By Stephen Rademaker
Thursday, January 11, 2007
Over the past three years, more than 400,000 people have perished in the Darfur genocide. Fighting has intensified in recent months as diplomatic efforts to end the conflict have faltered. The government in Khartoum bears principal responsibility for the continued killing, but recently an unexpected obstacle to ending the bloodshed has emerged: the International Criminal Court (ICC).
Critics of the ICC predicted early on that it would be more a hindrance than a help to ending most conflicts. The threat of prosecution would rarely motivate both parties to stop fighting, they argued, but in many cases it would be powerful enough to convince at least one side that it was better off continuing to fight. Yet even the ICC's critics have been surprised by the degree to which this is being borne out in Darfur.
Much of the world agrees that to end the genocide a highly capable U.N. peacekeeping force must immediately be deployed to Darfur. The only footnote to this consensus is China, which, eager for access to Sudan's oil and armed with a veto at the U.N. Security Council, forced the United Nations to accept a precondition to action in August: that the government in Khartoum must consent to the deployment of any U.N. force.
The Sudanese government has no history of objecting to U.N. peacekeeping forces on its territory. It agreed as recently as January 2005 to the deployment of a 10,000-member U.N. peacekeeping force in southern Sudan to monitor implementation of a peace agreement with rebels there, and that force remains in Sudan. So what has led Khartoum to reject today what it was willing to accept just two years ago? According to Sudanese government spokesmen, it's the involvement of the ICC.
Sudan is not a party to the treaty establishing the ICC, so the only way the court could obtain jurisdiction over crimes in Darfur was to be granted such jurisdiction by the Security Council. The council took that step in March 2005.
The Bush administration supported bringing in the ICC, not least because the perpetrators of the Darfur genocide are so richly deserving of prosecution. More fundamentally, the administration went along because this was the strongest action that other members of the Security Council were prepared to take at the time. The political situation mirrored that surrounding the Security Council's decision to create a war crimes tribunal for the former Yugoslavia in 1993. In both cases, the United States was pressing for resolute steps to end genocide, but other countries, particularly in Europe, were unwilling to agree to steps that might entail significant military, economic or political costs. The idea of deploying eager prosecutors rather than effective peacekeepers emerged as a low-risk compromise.
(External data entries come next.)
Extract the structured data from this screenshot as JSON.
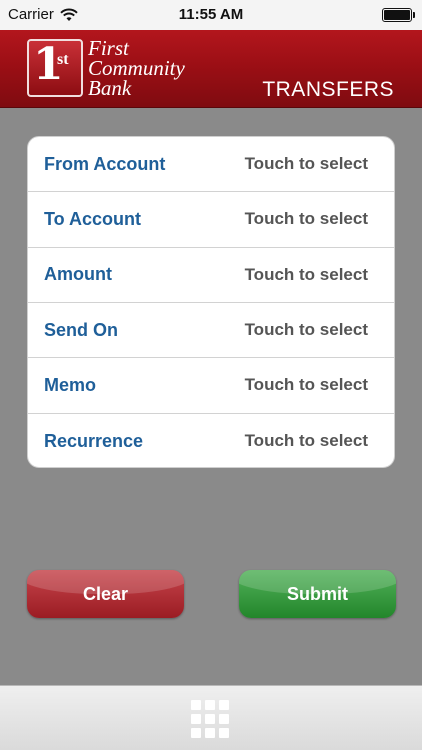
{
  "status_bar": {
    "carrier": "Carrier",
    "time": "11:55 AM"
  },
  "header": {
    "logo": {
      "number": "1",
      "suffix": "st",
      "bank_name_line1": "First",
      "bank_name_line2": "Community",
      "bank_name_line3": "Bank"
    },
    "title": "TRANSFERS"
  },
  "form": {
    "rows": [
      {
        "label": "From Account",
        "value": "Touch to select"
      },
      {
        "label": "To Account",
        "value": "Touch to select"
      },
      {
        "label": "Amount",
        "value": "Touch to select"
      },
      {
        "label": "Send On",
        "value": "Touch to select"
      },
      {
        "label": "Memo",
        "value": "Touch to select"
      },
      {
        "label": "Recurrence",
        "value": "Touch to select"
      }
    ]
  },
  "buttons": {
    "clear_label": "Clear",
    "submit_label": "Submit"
  },
  "bottom_bar": {
    "icon": "grid-menu-icon"
  },
  "colors": {
    "header_red": "#9c0f15",
    "label_blue": "#1f5f99",
    "clear_red": "#b02a31",
    "submit_green": "#2f9537",
    "background_gray": "#8a8a8a"
  }
}
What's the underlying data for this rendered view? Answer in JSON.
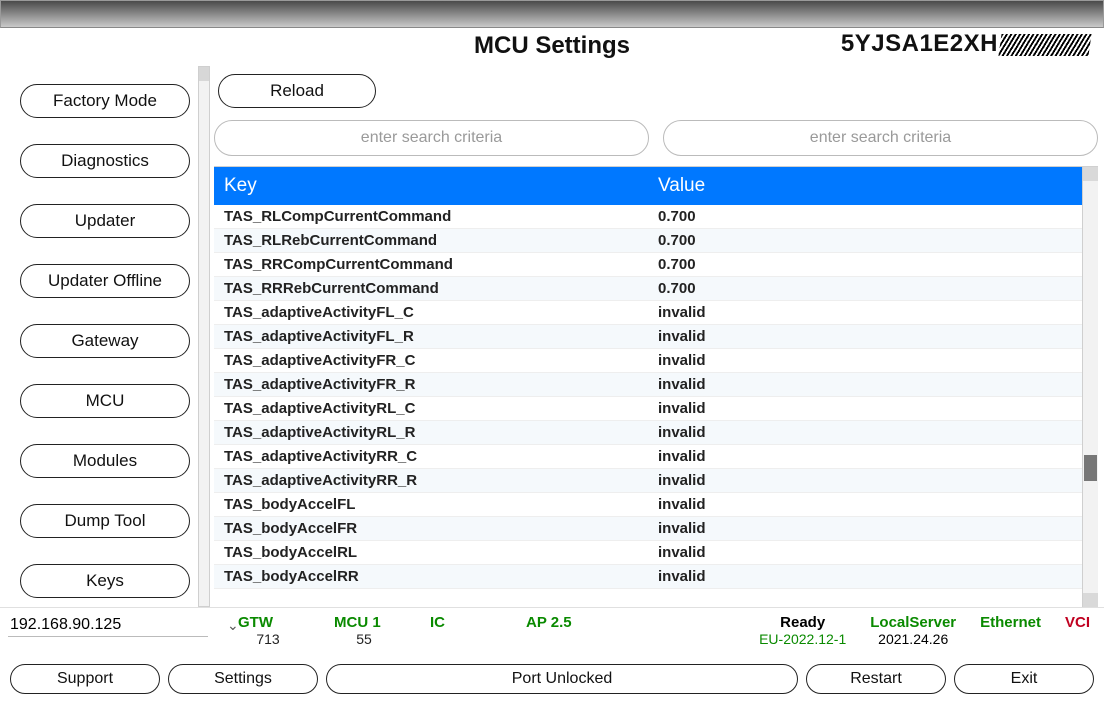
{
  "header": {
    "title": "MCU Settings",
    "vin_prefix": "5YJSA1E2XH"
  },
  "sidebar": {
    "items": [
      "Factory Mode",
      "Diagnostics",
      "Updater",
      "Updater Offline",
      "Gateway",
      "MCU",
      "Modules",
      "Dump Tool",
      "Keys"
    ]
  },
  "actions": {
    "reload": "Reload"
  },
  "search": {
    "key_placeholder": "enter search criteria",
    "value_placeholder": "enter search criteria"
  },
  "table": {
    "col_key": "Key",
    "col_value": "Value",
    "rows": [
      {
        "k": "TAS_RLCompCurrentCommand",
        "v": "0.700"
      },
      {
        "k": "TAS_RLRebCurrentCommand",
        "v": "0.700"
      },
      {
        "k": "TAS_RRCompCurrentCommand",
        "v": "0.700"
      },
      {
        "k": "TAS_RRRebCurrentCommand",
        "v": "0.700"
      },
      {
        "k": "TAS_adaptiveActivityFL_C",
        "v": "invalid"
      },
      {
        "k": "TAS_adaptiveActivityFL_R",
        "v": "invalid"
      },
      {
        "k": "TAS_adaptiveActivityFR_C",
        "v": "invalid"
      },
      {
        "k": "TAS_adaptiveActivityFR_R",
        "v": "invalid"
      },
      {
        "k": "TAS_adaptiveActivityRL_C",
        "v": "invalid"
      },
      {
        "k": "TAS_adaptiveActivityRL_R",
        "v": "invalid"
      },
      {
        "k": "TAS_adaptiveActivityRR_C",
        "v": "invalid"
      },
      {
        "k": "TAS_adaptiveActivityRR_R",
        "v": "invalid"
      },
      {
        "k": "TAS_bodyAccelFL",
        "v": "invalid"
      },
      {
        "k": "TAS_bodyAccelFR",
        "v": "invalid"
      },
      {
        "k": "TAS_bodyAccelRL",
        "v": "invalid"
      },
      {
        "k": "TAS_bodyAccelRR",
        "v": "invalid"
      }
    ]
  },
  "status": {
    "ip": "192.168.90.125",
    "mods": [
      {
        "name": "GTW",
        "sub": "713"
      },
      {
        "name": "MCU 1",
        "sub": "55"
      },
      {
        "name": "IC",
        "sub": ""
      },
      {
        "name": "AP 2.5",
        "sub": ""
      }
    ],
    "ready": {
      "t": "Ready",
      "s": "EU-2022.12-1"
    },
    "server": {
      "t": "LocalServer",
      "s": "2021.24.26"
    },
    "eth": {
      "t": "Ethernet",
      "s": ""
    },
    "vci": {
      "t": "VCI",
      "s": ""
    }
  },
  "footer": {
    "support": "Support",
    "settings": "Settings",
    "port": "Port Unlocked",
    "restart": "Restart",
    "exit": "Exit"
  }
}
But war crimes prosecutors didn't stop genocide in Yugoslavia, and they haven't stopped it in Darfur either. To the contrary, the example of the Balkans, where U.N. peacekeepers in Bosnia and Kosovo have tracked down and arrested war crimes indictees, appears to have hardened the opposition of Sudanese officials to a U.N. force. Quite predictably, those officials are saying they're not interested in a U.N. peacekeeping force in Darfur if, as in the Balkans, it would offer them a one-way trip in handcuffs to The Hague.
Those seeking to end the genocide have naturally been seeking new ways to pressure Khartoum. Realistic options for tightening economic sanctions are few. So, having failed to recognize that it was a mistake to call in the ICC, many critics of the regime have compounded the error by trying to ratchet up the threat of ICC prosecution. This, of course, reinforces the regime's impulse to say no. Indeed, it would be hard to devise a policy better calculated to perpetuate Sudan's refusal to accept a U.N. peacekeeping force in Darfur.
If the Sudanese government ever begins to seriously consider agreeing to a U.N. force in Darfur, the first thing it is likely to seek is guarantees against the arrest and prosecution of Sudanese officials by the ICC. But it is not clear that the Security Council would be able to grant the government those guarantees should the international community be prepared to consider such a bargain. In an effort to insulate the ICC from political pressure, the treaty establishing the court seeks to make it impossible for the Security Council to permanently end ICC proceedings once they have commenced.
Should efforts to deploy a U.N. force fail and the genocide continue, options for ending the bloodshed may narrow to some sort of coalition military action. Given China's opposition, such action almost certainly would have to be carried out without Security Council authorization and would be vastly inferior to the deployment of an effective U.N. peacekeeping force.
In the analogous cases of Bosnia and Kosovo, coalition military action was in large measure U.S. military action, and the same would be true in Darfur. No matter how noble our objectives, U.S. military action without U.N. authorization against another Arab government would prove deeply unpopular in many parts of the world, and America would pay a steep political price. If this is where we end up in Darfur -- or if the genocide continues unabated because peacekeepers cannot be deployed -- there will be three culprits to blame: the bloodthirsty regime in Khartoum, the oil-thirsty government in Beijing and the U.N. Security Council's shortsighted decision to bring in the ICC.
The writer, vice president of a Washington-based government affairs and consulting firm, was an assistant secretary of state from 2002 to 2006, with responsibility for arms control, nonproliferation and international security.